(EXTRACTED RECORDS)
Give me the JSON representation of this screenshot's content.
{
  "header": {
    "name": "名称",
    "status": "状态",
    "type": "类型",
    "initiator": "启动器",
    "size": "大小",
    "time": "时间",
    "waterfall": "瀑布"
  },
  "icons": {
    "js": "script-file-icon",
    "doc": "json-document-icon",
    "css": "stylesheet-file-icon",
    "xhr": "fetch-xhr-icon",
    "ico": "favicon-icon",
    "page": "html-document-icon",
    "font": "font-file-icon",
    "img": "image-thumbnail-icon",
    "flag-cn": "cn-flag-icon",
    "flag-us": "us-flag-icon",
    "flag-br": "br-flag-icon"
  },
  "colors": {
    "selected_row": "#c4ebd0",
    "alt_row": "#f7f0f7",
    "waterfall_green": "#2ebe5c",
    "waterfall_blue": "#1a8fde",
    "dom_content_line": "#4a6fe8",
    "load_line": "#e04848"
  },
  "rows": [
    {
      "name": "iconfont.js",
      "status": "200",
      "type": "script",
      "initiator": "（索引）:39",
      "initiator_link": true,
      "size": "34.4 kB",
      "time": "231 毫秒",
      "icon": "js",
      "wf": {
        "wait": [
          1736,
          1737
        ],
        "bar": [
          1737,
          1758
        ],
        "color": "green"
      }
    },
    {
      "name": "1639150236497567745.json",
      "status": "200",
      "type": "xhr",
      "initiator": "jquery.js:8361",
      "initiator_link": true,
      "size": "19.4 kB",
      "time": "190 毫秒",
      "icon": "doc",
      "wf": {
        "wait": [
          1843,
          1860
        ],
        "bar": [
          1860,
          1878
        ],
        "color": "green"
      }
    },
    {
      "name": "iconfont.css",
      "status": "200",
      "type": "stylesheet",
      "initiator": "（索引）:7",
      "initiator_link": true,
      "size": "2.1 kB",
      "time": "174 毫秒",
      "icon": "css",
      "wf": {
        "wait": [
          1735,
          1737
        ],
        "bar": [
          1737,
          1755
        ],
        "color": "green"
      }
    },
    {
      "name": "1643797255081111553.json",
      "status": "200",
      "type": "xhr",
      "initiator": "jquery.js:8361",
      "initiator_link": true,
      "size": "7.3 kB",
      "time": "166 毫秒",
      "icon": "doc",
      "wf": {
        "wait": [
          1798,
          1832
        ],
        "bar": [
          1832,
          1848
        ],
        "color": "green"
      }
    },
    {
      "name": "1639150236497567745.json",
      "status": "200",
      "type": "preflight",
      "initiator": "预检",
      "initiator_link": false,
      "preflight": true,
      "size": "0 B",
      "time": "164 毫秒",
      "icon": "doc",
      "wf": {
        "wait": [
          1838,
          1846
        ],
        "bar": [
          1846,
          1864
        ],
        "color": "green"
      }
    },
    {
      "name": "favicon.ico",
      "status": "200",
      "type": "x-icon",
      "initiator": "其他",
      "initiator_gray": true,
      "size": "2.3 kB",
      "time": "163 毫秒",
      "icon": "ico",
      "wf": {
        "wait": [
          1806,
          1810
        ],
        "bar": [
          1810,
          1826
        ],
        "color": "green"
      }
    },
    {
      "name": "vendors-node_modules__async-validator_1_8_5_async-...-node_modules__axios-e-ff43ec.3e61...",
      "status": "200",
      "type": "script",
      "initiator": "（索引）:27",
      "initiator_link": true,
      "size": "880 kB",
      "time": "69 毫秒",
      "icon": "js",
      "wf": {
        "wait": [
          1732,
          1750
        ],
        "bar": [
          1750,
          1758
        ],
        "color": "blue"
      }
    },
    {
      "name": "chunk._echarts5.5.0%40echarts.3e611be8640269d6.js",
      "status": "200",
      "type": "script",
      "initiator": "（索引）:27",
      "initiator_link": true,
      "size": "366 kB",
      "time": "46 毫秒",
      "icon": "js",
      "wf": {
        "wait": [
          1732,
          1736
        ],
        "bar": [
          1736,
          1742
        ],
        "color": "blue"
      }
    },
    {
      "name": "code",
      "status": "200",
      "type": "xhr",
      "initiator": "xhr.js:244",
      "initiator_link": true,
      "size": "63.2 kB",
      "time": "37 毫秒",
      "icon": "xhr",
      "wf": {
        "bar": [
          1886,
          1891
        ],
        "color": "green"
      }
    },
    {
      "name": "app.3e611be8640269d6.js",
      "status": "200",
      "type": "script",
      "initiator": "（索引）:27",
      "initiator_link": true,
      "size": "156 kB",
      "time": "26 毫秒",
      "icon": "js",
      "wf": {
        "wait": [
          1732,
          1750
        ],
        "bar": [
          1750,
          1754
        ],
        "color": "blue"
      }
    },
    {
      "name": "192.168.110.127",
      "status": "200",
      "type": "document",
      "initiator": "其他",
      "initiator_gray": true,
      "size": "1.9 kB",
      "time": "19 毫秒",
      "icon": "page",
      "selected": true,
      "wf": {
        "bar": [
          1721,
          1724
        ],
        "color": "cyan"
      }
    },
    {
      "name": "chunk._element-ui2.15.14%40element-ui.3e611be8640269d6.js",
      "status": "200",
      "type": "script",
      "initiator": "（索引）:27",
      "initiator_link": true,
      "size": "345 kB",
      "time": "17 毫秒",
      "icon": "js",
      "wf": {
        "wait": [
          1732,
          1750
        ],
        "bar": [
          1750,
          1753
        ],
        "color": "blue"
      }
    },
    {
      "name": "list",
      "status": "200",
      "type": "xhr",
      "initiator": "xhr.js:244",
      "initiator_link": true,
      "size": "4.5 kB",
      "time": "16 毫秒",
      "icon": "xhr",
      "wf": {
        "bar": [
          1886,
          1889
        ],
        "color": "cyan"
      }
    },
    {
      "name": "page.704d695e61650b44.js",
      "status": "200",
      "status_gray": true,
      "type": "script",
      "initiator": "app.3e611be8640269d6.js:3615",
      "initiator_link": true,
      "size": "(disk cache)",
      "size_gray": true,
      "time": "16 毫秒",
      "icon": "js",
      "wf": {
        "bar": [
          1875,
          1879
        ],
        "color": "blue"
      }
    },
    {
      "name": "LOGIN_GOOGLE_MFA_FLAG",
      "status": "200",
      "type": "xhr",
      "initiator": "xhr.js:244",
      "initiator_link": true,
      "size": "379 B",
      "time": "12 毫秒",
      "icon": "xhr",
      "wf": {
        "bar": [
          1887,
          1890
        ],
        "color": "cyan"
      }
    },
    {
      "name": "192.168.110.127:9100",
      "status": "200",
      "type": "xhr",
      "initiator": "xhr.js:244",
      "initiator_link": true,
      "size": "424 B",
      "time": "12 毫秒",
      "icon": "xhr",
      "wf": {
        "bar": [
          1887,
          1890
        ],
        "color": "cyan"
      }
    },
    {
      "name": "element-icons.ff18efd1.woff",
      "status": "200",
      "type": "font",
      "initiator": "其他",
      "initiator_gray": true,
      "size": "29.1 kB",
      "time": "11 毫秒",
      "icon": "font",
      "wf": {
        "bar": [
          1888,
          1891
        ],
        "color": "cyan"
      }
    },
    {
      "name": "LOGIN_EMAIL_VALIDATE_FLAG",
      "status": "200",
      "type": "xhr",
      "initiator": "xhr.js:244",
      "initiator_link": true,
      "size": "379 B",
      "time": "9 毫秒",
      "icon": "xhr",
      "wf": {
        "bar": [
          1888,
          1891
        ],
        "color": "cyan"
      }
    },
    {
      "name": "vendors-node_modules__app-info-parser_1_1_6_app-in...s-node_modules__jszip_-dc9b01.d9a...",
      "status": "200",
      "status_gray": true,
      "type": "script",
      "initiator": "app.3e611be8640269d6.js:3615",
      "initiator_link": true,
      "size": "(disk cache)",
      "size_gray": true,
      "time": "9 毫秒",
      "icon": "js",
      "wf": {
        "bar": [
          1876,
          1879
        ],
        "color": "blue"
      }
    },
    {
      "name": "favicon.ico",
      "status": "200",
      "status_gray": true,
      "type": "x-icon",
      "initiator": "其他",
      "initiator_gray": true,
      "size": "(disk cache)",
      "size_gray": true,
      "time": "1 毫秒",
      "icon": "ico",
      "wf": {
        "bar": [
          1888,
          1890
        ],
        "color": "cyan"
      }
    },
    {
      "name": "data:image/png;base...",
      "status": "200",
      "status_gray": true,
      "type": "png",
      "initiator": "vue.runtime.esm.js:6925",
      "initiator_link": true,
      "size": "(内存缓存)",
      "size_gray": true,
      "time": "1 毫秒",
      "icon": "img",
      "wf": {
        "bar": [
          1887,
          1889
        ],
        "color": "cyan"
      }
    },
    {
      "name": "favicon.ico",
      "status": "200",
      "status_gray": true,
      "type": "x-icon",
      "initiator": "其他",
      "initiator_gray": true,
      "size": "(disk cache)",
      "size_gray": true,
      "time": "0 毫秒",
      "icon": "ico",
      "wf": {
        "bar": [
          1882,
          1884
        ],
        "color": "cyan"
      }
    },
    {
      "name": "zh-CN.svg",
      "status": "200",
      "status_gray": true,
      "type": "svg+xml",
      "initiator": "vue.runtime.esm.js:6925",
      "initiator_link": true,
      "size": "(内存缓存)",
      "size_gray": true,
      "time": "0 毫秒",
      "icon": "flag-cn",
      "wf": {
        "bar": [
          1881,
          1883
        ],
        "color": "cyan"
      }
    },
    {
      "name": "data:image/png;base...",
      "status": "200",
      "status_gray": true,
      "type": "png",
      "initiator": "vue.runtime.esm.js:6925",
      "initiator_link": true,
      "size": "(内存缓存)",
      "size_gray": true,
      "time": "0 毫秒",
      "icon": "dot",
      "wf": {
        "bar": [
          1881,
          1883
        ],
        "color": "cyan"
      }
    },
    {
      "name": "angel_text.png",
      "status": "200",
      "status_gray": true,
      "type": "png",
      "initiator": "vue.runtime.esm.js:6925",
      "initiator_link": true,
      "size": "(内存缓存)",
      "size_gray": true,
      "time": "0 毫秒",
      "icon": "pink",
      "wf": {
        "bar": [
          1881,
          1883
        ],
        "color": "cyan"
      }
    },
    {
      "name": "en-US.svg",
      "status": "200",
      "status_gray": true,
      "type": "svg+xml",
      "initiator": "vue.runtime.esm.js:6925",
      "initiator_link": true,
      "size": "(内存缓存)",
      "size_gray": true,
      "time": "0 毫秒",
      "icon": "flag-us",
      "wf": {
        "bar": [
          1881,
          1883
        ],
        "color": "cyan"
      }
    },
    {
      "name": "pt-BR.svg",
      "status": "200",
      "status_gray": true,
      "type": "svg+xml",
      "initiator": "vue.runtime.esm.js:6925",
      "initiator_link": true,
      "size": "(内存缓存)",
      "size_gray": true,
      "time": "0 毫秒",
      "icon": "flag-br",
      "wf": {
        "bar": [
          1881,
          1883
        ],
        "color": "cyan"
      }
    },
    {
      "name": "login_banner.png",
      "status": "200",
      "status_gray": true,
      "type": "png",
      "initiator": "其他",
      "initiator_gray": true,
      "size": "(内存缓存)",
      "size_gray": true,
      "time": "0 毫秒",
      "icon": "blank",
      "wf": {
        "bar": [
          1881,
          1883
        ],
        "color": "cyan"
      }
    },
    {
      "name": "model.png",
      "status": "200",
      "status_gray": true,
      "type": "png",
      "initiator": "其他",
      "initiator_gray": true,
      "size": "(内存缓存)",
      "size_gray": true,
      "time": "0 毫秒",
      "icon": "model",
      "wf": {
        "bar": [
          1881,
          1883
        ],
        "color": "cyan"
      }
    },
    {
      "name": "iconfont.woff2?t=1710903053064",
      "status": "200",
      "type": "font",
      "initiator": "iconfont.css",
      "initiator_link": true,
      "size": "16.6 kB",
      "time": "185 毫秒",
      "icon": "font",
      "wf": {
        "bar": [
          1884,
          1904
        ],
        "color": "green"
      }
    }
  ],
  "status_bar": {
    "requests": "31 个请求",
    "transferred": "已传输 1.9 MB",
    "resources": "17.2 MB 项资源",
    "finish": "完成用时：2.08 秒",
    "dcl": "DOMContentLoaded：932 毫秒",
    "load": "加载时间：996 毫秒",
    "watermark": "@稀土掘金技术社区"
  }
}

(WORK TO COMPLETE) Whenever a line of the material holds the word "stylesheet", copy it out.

(SOLUTION TO THIS EXERCISE)
    "css": "stylesheet-file-icon",
      "type": "stylesheet",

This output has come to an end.